## Information supplied

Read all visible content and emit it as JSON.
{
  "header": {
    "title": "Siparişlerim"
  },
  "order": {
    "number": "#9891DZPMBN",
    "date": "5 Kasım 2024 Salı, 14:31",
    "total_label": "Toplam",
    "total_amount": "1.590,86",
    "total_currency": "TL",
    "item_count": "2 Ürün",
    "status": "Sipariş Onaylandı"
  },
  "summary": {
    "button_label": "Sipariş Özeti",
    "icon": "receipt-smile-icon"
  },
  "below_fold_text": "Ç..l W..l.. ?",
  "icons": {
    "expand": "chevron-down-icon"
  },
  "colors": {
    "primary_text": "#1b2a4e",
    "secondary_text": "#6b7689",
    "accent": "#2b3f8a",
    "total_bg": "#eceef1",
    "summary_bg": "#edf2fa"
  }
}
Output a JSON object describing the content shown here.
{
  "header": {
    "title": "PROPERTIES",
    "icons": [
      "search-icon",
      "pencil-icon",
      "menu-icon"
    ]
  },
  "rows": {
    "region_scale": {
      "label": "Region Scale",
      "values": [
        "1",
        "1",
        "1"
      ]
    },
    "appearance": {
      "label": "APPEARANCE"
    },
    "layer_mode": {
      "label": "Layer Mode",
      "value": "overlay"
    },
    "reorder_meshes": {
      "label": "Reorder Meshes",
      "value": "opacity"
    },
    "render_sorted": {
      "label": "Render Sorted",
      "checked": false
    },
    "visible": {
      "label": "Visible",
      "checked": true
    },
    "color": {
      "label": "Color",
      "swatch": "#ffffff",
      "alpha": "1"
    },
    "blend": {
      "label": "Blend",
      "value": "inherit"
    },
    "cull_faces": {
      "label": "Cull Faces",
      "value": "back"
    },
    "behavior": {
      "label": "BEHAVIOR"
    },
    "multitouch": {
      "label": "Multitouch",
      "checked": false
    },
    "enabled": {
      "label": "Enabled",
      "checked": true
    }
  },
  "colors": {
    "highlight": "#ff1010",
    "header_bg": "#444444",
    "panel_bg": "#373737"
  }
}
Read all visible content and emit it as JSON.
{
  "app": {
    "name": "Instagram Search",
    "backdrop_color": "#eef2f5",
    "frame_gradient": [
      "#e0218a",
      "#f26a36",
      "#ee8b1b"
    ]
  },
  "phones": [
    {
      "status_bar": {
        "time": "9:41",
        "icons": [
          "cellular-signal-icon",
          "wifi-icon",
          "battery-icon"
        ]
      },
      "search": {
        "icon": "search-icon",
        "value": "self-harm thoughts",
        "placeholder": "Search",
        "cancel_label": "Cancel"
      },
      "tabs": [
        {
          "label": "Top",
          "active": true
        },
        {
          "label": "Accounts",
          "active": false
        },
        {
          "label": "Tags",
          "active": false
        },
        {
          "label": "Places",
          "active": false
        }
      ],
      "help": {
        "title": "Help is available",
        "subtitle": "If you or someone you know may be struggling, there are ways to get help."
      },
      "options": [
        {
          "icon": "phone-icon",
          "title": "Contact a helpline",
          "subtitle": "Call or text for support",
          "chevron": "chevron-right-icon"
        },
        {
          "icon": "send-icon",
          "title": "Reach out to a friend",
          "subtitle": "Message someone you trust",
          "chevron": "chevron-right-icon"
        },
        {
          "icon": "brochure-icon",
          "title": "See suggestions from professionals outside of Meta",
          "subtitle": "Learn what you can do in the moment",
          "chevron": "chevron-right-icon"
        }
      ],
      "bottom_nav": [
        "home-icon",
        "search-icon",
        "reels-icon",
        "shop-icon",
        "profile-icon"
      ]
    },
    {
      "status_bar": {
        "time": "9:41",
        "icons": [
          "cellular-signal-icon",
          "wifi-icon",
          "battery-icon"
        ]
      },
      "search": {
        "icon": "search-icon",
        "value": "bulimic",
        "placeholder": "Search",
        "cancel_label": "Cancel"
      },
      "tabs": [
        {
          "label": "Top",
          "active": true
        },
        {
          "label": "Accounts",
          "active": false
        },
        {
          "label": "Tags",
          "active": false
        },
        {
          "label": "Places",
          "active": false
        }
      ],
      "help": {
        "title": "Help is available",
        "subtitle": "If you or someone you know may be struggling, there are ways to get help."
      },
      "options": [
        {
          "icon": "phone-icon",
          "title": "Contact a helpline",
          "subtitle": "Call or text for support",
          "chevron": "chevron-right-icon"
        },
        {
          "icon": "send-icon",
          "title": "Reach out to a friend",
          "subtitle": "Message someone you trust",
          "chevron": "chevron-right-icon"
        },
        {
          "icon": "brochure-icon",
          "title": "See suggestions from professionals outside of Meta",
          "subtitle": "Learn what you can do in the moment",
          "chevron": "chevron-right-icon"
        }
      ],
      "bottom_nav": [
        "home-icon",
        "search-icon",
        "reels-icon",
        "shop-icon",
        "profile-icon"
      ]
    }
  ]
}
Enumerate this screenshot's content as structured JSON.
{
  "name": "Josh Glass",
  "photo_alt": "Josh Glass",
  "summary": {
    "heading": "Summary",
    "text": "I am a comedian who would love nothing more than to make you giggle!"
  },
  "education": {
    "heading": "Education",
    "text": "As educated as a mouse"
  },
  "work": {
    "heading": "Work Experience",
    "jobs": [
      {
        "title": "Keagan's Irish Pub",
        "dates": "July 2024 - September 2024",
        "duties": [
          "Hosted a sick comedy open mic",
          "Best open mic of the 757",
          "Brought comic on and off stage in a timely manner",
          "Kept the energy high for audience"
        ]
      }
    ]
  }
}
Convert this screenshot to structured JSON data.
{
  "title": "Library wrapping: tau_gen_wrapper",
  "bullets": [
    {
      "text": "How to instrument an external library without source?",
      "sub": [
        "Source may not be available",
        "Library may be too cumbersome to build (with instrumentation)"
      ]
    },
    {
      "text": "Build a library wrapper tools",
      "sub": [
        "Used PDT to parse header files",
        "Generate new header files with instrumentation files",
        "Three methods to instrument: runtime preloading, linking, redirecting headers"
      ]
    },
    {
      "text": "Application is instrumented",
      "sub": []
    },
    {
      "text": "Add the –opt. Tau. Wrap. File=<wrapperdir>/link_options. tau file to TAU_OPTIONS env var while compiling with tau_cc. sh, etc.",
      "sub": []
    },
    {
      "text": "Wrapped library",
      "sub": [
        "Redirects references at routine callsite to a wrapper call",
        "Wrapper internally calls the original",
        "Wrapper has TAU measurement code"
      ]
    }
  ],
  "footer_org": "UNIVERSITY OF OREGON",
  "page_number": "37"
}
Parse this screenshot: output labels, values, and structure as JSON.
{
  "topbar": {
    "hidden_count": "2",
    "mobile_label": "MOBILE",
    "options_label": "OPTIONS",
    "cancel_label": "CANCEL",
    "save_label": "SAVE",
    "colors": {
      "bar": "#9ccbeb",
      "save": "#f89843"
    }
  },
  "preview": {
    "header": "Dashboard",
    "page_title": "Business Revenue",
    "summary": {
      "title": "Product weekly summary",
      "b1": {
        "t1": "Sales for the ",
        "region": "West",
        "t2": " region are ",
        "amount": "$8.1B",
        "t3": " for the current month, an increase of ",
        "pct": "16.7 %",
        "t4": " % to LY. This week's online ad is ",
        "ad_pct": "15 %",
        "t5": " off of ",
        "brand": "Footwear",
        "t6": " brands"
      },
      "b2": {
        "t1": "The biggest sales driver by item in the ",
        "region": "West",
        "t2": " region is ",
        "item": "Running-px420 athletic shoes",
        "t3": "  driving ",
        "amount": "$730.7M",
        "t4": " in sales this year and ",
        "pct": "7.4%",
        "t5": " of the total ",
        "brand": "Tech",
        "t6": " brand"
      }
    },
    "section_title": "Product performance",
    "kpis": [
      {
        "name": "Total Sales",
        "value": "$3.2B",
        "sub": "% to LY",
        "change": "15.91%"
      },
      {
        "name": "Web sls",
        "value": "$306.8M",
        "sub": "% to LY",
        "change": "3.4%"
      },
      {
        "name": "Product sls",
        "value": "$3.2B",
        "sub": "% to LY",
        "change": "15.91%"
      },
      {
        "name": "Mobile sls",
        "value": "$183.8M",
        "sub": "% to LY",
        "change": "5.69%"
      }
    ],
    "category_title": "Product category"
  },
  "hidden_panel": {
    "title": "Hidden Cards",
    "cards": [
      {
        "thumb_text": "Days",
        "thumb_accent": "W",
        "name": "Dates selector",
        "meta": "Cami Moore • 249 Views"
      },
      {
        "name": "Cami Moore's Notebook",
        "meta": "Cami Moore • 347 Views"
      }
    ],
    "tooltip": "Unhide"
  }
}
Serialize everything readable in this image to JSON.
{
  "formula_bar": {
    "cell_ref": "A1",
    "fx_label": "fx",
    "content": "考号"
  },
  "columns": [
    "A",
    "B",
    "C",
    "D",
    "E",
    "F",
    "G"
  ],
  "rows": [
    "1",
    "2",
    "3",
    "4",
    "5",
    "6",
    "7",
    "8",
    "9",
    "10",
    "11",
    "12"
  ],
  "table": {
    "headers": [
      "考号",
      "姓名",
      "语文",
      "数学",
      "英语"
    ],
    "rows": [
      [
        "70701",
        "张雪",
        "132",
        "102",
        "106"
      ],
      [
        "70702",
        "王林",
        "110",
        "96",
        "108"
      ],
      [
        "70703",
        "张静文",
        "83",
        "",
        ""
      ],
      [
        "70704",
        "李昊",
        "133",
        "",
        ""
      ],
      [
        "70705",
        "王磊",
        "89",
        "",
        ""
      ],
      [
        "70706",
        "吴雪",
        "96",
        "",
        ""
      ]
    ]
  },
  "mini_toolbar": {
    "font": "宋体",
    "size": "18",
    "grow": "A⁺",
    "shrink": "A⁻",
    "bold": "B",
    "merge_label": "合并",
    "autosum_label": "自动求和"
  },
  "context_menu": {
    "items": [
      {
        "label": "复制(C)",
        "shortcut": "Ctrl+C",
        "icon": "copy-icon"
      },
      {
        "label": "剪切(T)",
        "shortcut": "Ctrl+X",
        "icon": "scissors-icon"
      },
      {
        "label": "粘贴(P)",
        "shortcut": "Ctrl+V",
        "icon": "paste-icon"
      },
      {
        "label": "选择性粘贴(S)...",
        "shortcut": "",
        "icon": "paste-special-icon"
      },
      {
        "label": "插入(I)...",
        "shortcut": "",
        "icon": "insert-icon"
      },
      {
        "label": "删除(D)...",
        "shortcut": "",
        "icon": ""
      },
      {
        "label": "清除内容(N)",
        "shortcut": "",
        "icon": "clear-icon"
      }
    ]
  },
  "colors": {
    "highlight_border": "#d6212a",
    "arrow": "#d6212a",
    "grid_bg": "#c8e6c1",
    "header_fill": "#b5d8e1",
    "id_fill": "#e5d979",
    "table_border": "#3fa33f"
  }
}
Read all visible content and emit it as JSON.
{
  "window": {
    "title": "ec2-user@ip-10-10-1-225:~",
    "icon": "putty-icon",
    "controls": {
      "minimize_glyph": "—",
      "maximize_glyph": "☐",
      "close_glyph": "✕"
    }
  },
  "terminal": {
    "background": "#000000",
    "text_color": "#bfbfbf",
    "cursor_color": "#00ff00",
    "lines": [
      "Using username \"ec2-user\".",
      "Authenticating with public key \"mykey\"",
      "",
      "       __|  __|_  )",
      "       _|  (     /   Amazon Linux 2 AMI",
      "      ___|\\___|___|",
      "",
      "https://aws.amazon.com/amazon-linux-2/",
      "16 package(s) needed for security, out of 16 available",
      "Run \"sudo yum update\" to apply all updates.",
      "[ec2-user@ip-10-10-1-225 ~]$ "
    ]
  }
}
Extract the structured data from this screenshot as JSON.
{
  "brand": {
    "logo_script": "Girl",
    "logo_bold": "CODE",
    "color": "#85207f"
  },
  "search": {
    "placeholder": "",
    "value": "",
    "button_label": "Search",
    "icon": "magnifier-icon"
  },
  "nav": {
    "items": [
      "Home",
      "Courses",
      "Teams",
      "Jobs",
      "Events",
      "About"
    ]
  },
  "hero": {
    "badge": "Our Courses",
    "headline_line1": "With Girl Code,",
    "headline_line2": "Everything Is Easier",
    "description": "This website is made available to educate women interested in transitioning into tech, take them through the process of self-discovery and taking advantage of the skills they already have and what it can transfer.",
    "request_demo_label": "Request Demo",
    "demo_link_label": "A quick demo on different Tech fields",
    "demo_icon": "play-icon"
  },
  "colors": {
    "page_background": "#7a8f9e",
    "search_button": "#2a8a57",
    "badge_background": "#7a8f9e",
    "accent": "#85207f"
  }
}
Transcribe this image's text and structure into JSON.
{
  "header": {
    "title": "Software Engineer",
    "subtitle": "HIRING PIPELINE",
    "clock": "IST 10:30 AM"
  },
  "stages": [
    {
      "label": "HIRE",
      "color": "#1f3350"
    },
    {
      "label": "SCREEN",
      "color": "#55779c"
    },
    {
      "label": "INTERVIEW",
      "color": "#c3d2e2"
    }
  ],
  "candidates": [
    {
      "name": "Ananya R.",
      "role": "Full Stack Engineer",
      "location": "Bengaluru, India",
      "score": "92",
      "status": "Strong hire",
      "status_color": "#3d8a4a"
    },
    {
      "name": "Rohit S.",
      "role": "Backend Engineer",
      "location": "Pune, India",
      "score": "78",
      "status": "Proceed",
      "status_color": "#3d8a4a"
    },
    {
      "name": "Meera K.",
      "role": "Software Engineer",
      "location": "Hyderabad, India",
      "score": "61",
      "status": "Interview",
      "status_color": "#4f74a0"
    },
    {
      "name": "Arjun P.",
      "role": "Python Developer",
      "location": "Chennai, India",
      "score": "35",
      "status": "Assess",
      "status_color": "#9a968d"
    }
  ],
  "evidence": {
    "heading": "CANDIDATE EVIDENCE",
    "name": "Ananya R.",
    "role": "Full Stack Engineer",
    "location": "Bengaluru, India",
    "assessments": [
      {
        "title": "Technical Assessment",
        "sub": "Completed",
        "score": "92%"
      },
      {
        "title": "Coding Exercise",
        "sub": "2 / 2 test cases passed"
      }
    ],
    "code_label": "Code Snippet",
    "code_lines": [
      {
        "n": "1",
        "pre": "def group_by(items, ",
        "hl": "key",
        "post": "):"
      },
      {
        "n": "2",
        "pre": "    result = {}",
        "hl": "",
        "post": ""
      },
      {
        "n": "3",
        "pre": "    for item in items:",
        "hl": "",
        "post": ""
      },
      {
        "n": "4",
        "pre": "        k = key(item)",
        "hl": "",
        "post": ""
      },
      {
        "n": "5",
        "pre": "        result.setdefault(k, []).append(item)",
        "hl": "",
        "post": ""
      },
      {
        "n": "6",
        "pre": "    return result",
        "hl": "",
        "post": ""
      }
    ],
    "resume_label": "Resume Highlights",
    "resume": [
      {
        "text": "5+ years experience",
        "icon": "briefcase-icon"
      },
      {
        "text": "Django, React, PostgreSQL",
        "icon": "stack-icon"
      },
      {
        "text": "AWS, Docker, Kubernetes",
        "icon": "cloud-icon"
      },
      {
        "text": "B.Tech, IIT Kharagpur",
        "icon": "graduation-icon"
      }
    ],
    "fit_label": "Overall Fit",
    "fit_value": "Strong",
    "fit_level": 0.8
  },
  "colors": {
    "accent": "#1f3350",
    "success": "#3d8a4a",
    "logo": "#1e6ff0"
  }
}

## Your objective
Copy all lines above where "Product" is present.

## Answer
      "title": "Product weekly summary",
    "section_title": "Product performance",
        "name": "Product sls",
    "category_title": "Product category"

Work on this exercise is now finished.